More than just "essence." This tax article from the Brookings Institute never mentions the word "transaction." What is mentioned is a tax on consumer goods and services.....a consumption tax. Percussion instruments and gear are "goods"....objects if you will. They go on to mention the words "tangible goods." I had to go to my state sales tax site to find the word "transaction." But that transaction involves the consumed items that are being taxed. No imagination is needed to see this difference. I don't see where my view is any less correct. If the transaction has no value, there is no sales tax. So it must involve the value of the items (ie the final goods and services that are consumed.....a consumption tax).“In essence” is just something your imagination is suggesting though. The express purpose is to tax transactions.
That always bothered me too. But theWhat I don't like is sales tax being charged on used items that were already taxed when you first bought them!
Unless you buy from outside the EU. Than you stillnget taxed on second hand stuff.That always bothered me too. But the
alternative would look something like the VAT taxes in Europe. They only charge tax the first time, but the standard rate is 20%.
So which one do you want?
Yes, the tax issue has made Reverb much less attractive than it once was. However, it’s still better than having to meet Charles Manson in a Home Depot parking lot for a Craigslist sale.I recently purchased a cymbal on Reverb and was unknowingly hit with sales tax, bringing the purchase price up (guess I haven’t bought/sold anything on there for awhile but anyway....)
This week I SOLD another cymbal and my sale revenue was REDUCED by the tax amount.
So I was charged sales tax as both the buyer and the seller. How does that work?
I haven't sold anything on Reverb, but everything that I have purchased has sales tax added to the purchase price at checkout. So if I buy something for $100, my sales tax rate is 7%, so I pay $107 plus shipping. Are you saying that, as a seller, you've had buyers that expect you to sell a $100 item for $93.35 (assuming a 7% tax rate)?I'm not saying I agree with it, but you get taxed if you buy on line or go local.
For a time, buying on line with free shipping and no tax was the only way I made purchases. Once the tax started hitting, the on-line purchases lost a lot of their attraction.
Bottom line, one way or another you pay tax.
The nice thing about Reverb is they do all the work for you. You don't have to manage or track anything. From the seller stand point, nothing really changed other than maybe a few less sales since buyers think they are some how going to get out of paying the sales tax. I am not reducing my sales price which in turn meant I just ate the tax.

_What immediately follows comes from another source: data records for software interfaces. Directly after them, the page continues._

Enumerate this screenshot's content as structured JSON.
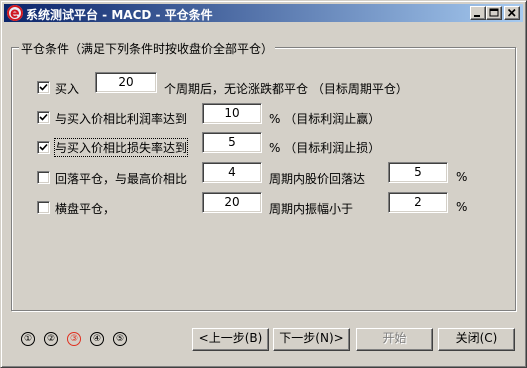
{
  "window": {
    "title": "系统测试平台 - MACD - 平仓条件"
  },
  "group": {
    "title": "平仓条件（满足下列条件时按收盘价全部平仓）"
  },
  "conditions": [
    {
      "checked": true,
      "label": "买入",
      "value": "20",
      "suffix": "个周期后，无论涨跌都平仓 （目标周期平仓）"
    },
    {
      "checked": true,
      "label": "与买入价相比利润率达到",
      "value": "10",
      "suffix": "% （目标利润止赢）"
    },
    {
      "checked": true,
      "label": "与买入价相比损失率达到",
      "value": "5",
      "suffix": "% （目标利润止损）"
    },
    {
      "checked": false,
      "label": "回落平仓，与最高价相比",
      "value": "4",
      "middle": "周期内股价回落达",
      "value2": "5",
      "suffix": "%"
    },
    {
      "checked": false,
      "label": "横盘平仓，",
      "value": "20",
      "middle": "周期内振幅小于",
      "value2": "2",
      "suffix": "%"
    }
  ],
  "steps": [
    "①",
    "②",
    "③",
    "④",
    "⑤"
  ],
  "current_step": 3,
  "buttons": {
    "prev": "<上一步(B)",
    "next": "下一步(N)>",
    "start": "开始",
    "close": "关闭(C)"
  },
  "colors": {
    "titlebar_start": "#0a246a",
    "titlebar_end": "#a6caf0",
    "face": "#d4d0c8",
    "current_step": "#e03020"
  }
}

When this first went into play there we only a handful of states that were on Reverb's tax list. That list kept on and probably is still growing. I'm not sure all 50 states are participating yet so if you get to purchase and don't pay tax, that state hasn't "WOKE" yet.
I did several rounds with PayPal on this. All I ever got was unrelated boilerplate in response. When I would follow up, a different employee would respond with additional unrelated boilerplate. They could in no way justify charging the seller the PayPal fee on collected sales tax. Essentially, their response was, "We charge the seller a fee on the collected sales tax because...(garbled)....go away, please ."It is a bit of a burn that sellers pay fees on the tax.